I’m replaying GreedFall because – whee! DLC! – and I’m as impressed now as I was at my first playthrough, at the naming of things and places and people in that world.
Teer Fradee, or Tír Fradí depending on where in the game it appears 1, Sérène, De Sardet, The Coin Guard. All of it works within that world and on some occasions it brings a smile to my face – the mercenary Coin Guard is one such example. On some occasions it recalls a history of colonisation and conquering, and to hell with it, like the aptly named governor for the Congregation of Merchants (also brilliant), Constantine.
Hikmet, Thélème, the religion, the prophet Matheus, the callbacks to puritanism and how well all of it seems to fit the world of GreedFall brings home the point I’m trying to make: how utterly important it is to name things well when building a world.

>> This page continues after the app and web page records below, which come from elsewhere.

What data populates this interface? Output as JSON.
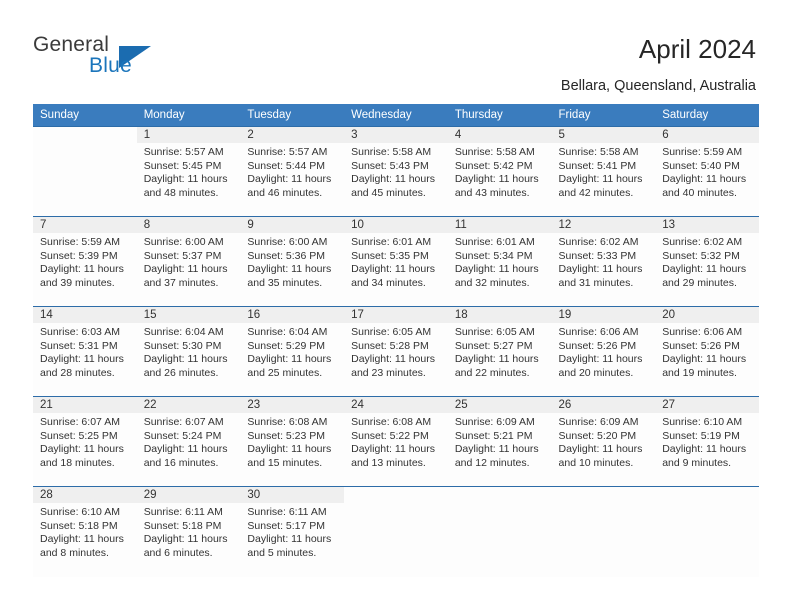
{
  "brand": {
    "name_part1": "General",
    "name_part2": "Blue",
    "accent_color": "#1b75bb",
    "logo_icon": "triangle-flag-icon"
  },
  "header": {
    "title": "April 2024",
    "subtitle": "Bellara, Queensland, Australia"
  },
  "calendar": {
    "header_bg": "#3a7cbe",
    "weekday_headers": [
      "Sunday",
      "Monday",
      "Tuesday",
      "Wednesday",
      "Thursday",
      "Friday",
      "Saturday"
    ],
    "weeks": [
      [
        {
          "date": "",
          "lines": []
        },
        {
          "date": "1",
          "lines": [
            "Sunrise: 5:57 AM",
            "Sunset: 5:45 PM",
            "Daylight: 11 hours",
            "and 48 minutes."
          ]
        },
        {
          "date": "2",
          "lines": [
            "Sunrise: 5:57 AM",
            "Sunset: 5:44 PM",
            "Daylight: 11 hours",
            "and 46 minutes."
          ]
        },
        {
          "date": "3",
          "lines": [
            "Sunrise: 5:58 AM",
            "Sunset: 5:43 PM",
            "Daylight: 11 hours",
            "and 45 minutes."
          ]
        },
        {
          "date": "4",
          "lines": [
            "Sunrise: 5:58 AM",
            "Sunset: 5:42 PM",
            "Daylight: 11 hours",
            "and 43 minutes."
          ]
        },
        {
          "date": "5",
          "lines": [
            "Sunrise: 5:58 AM",
            "Sunset: 5:41 PM",
            "Daylight: 11 hours",
            "and 42 minutes."
          ]
        },
        {
          "date": "6",
          "lines": [
            "Sunrise: 5:59 AM",
            "Sunset: 5:40 PM",
            "Daylight: 11 hours",
            "and 40 minutes."
          ]
        }
      ],
      [
        {
          "date": "7",
          "lines": [
            "Sunrise: 5:59 AM",
            "Sunset: 5:39 PM",
            "Daylight: 11 hours",
            "and 39 minutes."
          ]
        },
        {
          "date": "8",
          "lines": [
            "Sunrise: 6:00 AM",
            "Sunset: 5:37 PM",
            "Daylight: 11 hours",
            "and 37 minutes."
          ]
        },
        {
          "date": "9",
          "lines": [
            "Sunrise: 6:00 AM",
            "Sunset: 5:36 PM",
            "Daylight: 11 hours",
            "and 35 minutes."
          ]
        },
        {
          "date": "10",
          "lines": [
            "Sunrise: 6:01 AM",
            "Sunset: 5:35 PM",
            "Daylight: 11 hours",
            "and 34 minutes."
          ]
        },
        {
          "date": "11",
          "lines": [
            "Sunrise: 6:01 AM",
            "Sunset: 5:34 PM",
            "Daylight: 11 hours",
            "and 32 minutes."
          ]
        },
        {
          "date": "12",
          "lines": [
            "Sunrise: 6:02 AM",
            "Sunset: 5:33 PM",
            "Daylight: 11 hours",
            "and 31 minutes."
          ]
        },
        {
          "date": "13",
          "lines": [
            "Sunrise: 6:02 AM",
            "Sunset: 5:32 PM",
            "Daylight: 11 hours",
            "and 29 minutes."
          ]
        }
      ],
      [
        {
          "date": "14",
          "lines": [
            "Sunrise: 6:03 AM",
            "Sunset: 5:31 PM",
            "Daylight: 11 hours",
            "and 28 minutes."
          ]
        },
        {
          "date": "15",
          "lines": [
            "Sunrise: 6:04 AM",
            "Sunset: 5:30 PM",
            "Daylight: 11 hours",
            "and 26 minutes."
          ]
        },
        {
          "date": "16",
          "lines": [
            "Sunrise: 6:04 AM",
            "Sunset: 5:29 PM",
            "Daylight: 11 hours",
            "and 25 minutes."
          ]
        },
        {
          "date": "17",
          "lines": [
            "Sunrise: 6:05 AM",
            "Sunset: 5:28 PM",
            "Daylight: 11 hours",
            "and 23 minutes."
          ]
        },
        {
          "date": "18",
          "lines": [
            "Sunrise: 6:05 AM",
            "Sunset: 5:27 PM",
            "Daylight: 11 hours",
            "and 22 minutes."
          ]
        },
        {
          "date": "19",
          "lines": [
            "Sunrise: 6:06 AM",
            "Sunset: 5:26 PM",
            "Daylight: 11 hours",
            "and 20 minutes."
          ]
        },
        {
          "date": "20",
          "lines": [
            "Sunrise: 6:06 AM",
            "Sunset: 5:26 PM",
            "Daylight: 11 hours",
            "and 19 minutes."
          ]
        }
      ],
      [
        {
          "date": "21",
          "lines": [
            "Sunrise: 6:07 AM",
            "Sunset: 5:25 PM",
            "Daylight: 11 hours",
            "and 18 minutes."
          ]
        },
        {
          "date": "22",
          "lines": [
            "Sunrise: 6:07 AM",
            "Sunset: 5:24 PM",
            "Daylight: 11 hours",
            "and 16 minutes."
          ]
        },
        {
          "date": "23",
          "lines": [
            "Sunrise: 6:08 AM",
            "Sunset: 5:23 PM",
            "Daylight: 11 hours",
            "and 15 minutes."
          ]
        },
        {
          "date": "24",
          "lines": [
            "Sunrise: 6:08 AM",
            "Sunset: 5:22 PM",
            "Daylight: 11 hours",
            "and 13 minutes."
          ]
        },
        {
          "date": "25",
          "lines": [
            "Sunrise: 6:09 AM",
            "Sunset: 5:21 PM",
            "Daylight: 11 hours",
            "and 12 minutes."
          ]
        },
        {
          "date": "26",
          "lines": [
            "Sunrise: 6:09 AM",
            "Sunset: 5:20 PM",
            "Daylight: 11 hours",
            "and 10 minutes."
          ]
        },
        {
          "date": "27",
          "lines": [
            "Sunrise: 6:10 AM",
            "Sunset: 5:19 PM",
            "Daylight: 11 hours",
            "and 9 minutes."
          ]
        }
      ],
      [
        {
          "date": "28",
          "lines": [
            "Sunrise: 6:10 AM",
            "Sunset: 5:18 PM",
            "Daylight: 11 hours",
            "and 8 minutes."
          ]
        },
        {
          "date": "29",
          "lines": [
            "Sunrise: 6:11 AM",
            "Sunset: 5:18 PM",
            "Daylight: 11 hours",
            "and 6 minutes."
          ]
        },
        {
          "date": "30",
          "lines": [
            "Sunrise: 6:11 AM",
            "Sunset: 5:17 PM",
            "Daylight: 11 hours",
            "and 5 minutes."
          ]
        },
        {
          "date": "",
          "lines": []
        },
        {
          "date": "",
          "lines": []
        },
        {
          "date": "",
          "lines": []
        },
        {
          "date": "",
          "lines": []
        }
      ]
    ]
  }
}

Compare councillor Courcillion with Drizzt Do Urden and consider why so many names in a game like Dungeons and Dragons are completely impossible to pronounce. Or at least they take effort. I don’t think I’ve ever been in a session where people can intuitively spell the names of NPCs appearing in any bought D&D campaign. And please tell me how many NPCs have introduced themselves with “hello, my name is… erh… I don’t know how to pronounce this…”
Names are important, and that’s not just me quoting Ged (or Sparrowhawk) from Earthsea. Names are important because they set the tone. Names are important because they can help tell the story. Hawke. Not a docile hero, doing what they’re told. Shepard, a person that – deep down – will do the right thing and guide people, despite their stupidity.
Names are important. Skip the z’s and the x’s. If you have a small hero that has a hard time sitting still, flitting from place to place? Name them something suitable, like Robin, or Peregrine. Are they pompous or full of their own self-importance and righteousness? Well, then maybe break out a z or an x for Ozymandias or Alexander, although Caligula works too. Unless you’ve heard Mary Beard talking about him and know that it means “little boot”.
Caligula does prove another point, though. That names can be imbued with power. Indiana Jones. What does that name tell you? Except that the last movie maybe shouldn’t have been made.
Find the right name. Make it pronounceable. Then maybe people won’t go “Hi, my name is… um… *garbled* uh… I don’t know how to say this..?”